Oceanus is a proposed mission for NASA's New Frontiers 4 Announcement of Opportunity to study Saturn's largest moon Titan. One of the main goals of Oceanus is to examine crustal properties and determine the potential interaction of organics with the subsurface ocean, with implications for potential habitability of Titan. To this end, Oceanus could potentially characterize the thickness of the external icy shell and determine the extent of convection in the shell. The product (average ice rigidity) x (ice shell thickness) can be retrieved from the Love numbers k2 and h2, which describe Titan's gravity and shape response to Saturn's tidal field during its orbital motion around the planet, using a combined analysis of gravity and topography but also measuring Titan's physical librations from gravity data and the on-board camera surface landmarks. The gravity science experiment is crucial to accomplish the mission goals, because precise orbit determination of the spacecraft provides a direct measure of Titan's static gravitational field, the real and imaginary parts of the Love number k2, and its rotational state (obliquity and amplitude of physical librations in longitude). Moreover, a precise spacecraft orbit reconstruction throughout the entire mission is necessary to process radar altimetry data and accurately measure Titan's h2 through crossover analysis. We present the expected accuracy in the estimation of the scientific parameters of interest, obtained through numerical simulations of the orbit determination of the Oceanus spacecraft during its 2-year mission around Titan. The main observable quantities used in the analysis are two-way Doppler data obtained from the frequency shift of a highly stable microwave carrier between the spacecraft and the stations of NASA's Deep Space Network. White Gaussian noise was added to the simulated data, with a realistic standard deviation obtained from an accurate noise budget derived from the experience with Cassini Ka-band Doppler data. A covariance analysis was carried out using a multi-arc approach, comparing different observational and modeling strategies, in particular for the non-gravitational perturbations. Our results show that Oceanus will allow estimating the real and imaginary parts of Titan's k2 to an accuracy of 0.0001, the gravity field to at least degree 12 with SNR of 10, and also provide spacecraft orbit reconstruction with a radial uncertainty better than 0.5 meter during the mission.

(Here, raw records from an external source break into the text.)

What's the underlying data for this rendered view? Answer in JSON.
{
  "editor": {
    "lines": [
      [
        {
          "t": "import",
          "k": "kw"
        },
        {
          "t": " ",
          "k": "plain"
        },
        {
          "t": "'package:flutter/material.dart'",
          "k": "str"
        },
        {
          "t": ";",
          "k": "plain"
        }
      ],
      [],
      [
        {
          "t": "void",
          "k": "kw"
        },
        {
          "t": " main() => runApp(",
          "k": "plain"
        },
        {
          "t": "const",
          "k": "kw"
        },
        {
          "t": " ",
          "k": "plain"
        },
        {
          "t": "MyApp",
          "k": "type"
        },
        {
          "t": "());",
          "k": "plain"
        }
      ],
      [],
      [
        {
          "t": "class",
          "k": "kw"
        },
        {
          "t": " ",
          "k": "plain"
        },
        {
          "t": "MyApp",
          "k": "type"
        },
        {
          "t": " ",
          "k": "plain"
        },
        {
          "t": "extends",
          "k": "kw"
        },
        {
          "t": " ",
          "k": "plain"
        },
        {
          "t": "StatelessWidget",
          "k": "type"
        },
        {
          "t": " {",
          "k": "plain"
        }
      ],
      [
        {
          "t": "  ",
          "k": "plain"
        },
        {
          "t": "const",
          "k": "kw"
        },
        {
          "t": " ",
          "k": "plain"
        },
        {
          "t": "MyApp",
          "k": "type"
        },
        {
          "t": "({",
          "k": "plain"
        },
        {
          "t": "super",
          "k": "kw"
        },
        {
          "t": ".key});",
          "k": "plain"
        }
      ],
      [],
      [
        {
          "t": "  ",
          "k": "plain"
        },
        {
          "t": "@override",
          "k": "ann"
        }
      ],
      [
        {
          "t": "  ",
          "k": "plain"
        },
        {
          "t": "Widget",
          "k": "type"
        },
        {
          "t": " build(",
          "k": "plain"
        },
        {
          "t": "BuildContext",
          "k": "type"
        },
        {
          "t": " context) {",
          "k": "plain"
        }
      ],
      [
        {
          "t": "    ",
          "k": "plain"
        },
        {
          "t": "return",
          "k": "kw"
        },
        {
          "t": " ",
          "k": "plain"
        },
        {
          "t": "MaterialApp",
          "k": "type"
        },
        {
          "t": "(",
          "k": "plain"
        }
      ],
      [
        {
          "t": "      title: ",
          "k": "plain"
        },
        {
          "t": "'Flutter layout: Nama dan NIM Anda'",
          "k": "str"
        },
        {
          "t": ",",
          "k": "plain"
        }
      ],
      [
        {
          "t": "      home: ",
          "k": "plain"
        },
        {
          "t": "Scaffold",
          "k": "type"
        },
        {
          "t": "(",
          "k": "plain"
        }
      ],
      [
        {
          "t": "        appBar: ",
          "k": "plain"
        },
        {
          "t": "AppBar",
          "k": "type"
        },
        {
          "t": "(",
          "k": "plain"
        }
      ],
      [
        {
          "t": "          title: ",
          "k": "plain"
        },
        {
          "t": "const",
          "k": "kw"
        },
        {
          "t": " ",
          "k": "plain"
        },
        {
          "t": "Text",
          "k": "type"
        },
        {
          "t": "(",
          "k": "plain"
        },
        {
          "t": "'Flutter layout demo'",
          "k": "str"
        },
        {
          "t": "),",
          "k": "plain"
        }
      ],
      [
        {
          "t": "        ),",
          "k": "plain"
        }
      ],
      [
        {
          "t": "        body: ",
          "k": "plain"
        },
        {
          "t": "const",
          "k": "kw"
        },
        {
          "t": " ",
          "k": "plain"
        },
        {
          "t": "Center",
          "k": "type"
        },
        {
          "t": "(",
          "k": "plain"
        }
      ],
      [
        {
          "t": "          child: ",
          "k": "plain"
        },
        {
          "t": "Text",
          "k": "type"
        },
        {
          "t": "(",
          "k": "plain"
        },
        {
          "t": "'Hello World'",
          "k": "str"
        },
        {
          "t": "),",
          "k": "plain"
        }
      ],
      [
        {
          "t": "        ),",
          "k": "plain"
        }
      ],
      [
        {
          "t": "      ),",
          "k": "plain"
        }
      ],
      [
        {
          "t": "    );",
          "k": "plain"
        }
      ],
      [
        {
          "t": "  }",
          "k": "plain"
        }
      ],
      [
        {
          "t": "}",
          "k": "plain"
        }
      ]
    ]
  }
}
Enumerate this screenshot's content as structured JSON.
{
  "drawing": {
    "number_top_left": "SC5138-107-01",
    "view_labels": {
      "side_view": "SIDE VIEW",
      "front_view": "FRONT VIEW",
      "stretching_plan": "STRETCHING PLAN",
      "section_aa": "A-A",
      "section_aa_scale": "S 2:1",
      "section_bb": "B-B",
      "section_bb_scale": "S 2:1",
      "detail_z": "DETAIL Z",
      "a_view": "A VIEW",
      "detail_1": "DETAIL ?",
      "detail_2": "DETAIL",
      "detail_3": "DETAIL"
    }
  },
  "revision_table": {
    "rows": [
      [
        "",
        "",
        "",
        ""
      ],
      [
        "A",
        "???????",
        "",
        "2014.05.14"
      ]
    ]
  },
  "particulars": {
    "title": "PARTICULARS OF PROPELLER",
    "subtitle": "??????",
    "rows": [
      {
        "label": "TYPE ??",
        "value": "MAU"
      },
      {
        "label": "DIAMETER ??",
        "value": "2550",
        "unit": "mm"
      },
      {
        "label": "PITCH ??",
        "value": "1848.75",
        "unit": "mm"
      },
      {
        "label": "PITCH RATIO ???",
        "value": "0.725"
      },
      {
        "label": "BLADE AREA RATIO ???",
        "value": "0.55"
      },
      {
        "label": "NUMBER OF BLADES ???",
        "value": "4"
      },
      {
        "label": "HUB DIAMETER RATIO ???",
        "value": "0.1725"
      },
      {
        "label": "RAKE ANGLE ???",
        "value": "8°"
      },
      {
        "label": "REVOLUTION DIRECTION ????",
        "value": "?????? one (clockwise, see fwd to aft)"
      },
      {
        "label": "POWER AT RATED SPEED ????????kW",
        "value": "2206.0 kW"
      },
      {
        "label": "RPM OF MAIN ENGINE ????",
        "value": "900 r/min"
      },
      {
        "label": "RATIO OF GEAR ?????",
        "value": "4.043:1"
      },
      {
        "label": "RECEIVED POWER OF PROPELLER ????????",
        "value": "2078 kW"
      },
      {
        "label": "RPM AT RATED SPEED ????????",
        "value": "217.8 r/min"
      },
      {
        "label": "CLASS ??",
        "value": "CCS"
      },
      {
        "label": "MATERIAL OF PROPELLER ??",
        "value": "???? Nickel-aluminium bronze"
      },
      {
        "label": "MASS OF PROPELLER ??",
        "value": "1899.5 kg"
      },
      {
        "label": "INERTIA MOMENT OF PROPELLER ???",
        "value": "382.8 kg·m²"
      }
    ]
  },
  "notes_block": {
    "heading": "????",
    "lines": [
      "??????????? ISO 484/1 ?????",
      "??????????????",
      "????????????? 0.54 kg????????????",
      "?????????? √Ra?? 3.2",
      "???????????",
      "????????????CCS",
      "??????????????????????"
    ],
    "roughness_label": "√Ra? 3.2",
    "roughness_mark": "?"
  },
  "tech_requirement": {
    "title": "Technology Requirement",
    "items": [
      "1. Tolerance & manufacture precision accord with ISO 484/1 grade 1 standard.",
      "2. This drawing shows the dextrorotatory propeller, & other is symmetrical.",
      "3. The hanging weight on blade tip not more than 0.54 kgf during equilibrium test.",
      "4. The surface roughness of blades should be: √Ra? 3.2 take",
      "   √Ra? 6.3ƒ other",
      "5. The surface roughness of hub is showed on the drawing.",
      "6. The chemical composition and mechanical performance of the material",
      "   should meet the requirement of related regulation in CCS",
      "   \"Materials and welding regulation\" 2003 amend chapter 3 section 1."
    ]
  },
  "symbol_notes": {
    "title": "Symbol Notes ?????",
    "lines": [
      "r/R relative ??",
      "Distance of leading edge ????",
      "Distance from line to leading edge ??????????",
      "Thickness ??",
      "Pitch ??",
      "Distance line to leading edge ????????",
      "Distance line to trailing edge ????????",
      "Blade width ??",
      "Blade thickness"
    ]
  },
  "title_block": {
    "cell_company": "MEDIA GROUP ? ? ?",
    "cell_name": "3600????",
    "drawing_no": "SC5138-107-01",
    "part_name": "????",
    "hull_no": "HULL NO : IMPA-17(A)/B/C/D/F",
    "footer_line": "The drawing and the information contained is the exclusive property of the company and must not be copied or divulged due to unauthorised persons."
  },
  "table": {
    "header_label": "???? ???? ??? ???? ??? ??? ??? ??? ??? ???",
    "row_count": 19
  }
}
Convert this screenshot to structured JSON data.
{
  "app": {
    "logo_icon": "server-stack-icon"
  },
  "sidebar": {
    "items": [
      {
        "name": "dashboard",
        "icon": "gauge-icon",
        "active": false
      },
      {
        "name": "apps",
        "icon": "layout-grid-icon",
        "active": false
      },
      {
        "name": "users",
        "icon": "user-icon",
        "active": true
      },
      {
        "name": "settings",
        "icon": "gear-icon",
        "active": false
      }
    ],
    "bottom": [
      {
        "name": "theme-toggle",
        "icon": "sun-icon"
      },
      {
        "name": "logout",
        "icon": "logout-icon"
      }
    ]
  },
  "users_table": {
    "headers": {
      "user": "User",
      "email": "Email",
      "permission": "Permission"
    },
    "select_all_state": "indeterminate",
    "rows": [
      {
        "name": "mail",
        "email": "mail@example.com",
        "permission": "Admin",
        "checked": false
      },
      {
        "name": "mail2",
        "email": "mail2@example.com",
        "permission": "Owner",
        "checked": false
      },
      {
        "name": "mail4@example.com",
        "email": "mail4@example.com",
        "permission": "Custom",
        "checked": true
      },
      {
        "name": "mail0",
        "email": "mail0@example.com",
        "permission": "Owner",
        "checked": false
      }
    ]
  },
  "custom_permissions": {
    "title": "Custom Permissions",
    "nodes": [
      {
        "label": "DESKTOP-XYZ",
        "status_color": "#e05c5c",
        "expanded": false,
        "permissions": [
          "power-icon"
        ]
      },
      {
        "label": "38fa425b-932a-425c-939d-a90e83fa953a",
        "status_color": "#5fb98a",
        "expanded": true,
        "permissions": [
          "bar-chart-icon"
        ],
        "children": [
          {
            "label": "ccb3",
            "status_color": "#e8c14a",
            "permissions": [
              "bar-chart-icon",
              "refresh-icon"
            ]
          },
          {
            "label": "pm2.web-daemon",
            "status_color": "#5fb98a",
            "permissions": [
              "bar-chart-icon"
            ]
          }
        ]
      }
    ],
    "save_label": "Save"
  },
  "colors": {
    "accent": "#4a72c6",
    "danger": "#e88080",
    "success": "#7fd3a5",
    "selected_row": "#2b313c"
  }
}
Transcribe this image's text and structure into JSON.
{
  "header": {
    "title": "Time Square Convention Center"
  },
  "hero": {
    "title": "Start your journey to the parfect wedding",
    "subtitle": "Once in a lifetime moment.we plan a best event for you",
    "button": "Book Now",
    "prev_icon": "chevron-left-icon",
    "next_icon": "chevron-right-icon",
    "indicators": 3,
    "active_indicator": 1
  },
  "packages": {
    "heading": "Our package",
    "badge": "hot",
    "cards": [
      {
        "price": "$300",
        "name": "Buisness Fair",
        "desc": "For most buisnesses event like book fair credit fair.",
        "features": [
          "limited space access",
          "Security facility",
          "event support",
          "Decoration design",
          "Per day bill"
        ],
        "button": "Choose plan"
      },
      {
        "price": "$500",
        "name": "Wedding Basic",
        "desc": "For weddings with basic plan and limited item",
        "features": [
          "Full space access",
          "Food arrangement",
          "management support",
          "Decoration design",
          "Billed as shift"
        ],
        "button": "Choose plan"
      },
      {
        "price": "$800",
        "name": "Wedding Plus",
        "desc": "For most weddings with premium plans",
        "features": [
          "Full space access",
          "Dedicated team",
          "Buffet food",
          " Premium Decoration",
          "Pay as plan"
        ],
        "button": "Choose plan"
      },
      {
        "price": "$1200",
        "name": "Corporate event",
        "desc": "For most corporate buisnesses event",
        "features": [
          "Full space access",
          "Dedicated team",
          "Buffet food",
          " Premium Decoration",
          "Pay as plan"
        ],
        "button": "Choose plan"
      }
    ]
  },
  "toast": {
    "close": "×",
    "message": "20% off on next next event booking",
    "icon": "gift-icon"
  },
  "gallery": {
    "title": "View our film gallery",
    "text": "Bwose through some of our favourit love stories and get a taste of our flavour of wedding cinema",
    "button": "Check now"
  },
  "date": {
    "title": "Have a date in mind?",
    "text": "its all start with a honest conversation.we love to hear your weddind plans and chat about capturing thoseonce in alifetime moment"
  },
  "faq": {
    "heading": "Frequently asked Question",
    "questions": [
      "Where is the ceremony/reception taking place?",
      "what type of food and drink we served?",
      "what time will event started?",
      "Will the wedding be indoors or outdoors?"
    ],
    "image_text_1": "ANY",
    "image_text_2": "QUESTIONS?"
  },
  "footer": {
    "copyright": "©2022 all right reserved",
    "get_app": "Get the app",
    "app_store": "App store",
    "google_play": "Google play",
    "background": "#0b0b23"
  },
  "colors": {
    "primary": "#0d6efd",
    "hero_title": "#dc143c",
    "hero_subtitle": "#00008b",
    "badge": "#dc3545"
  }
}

EGU General Assembly Conference Abstracts
- Pub Date:
- April 2017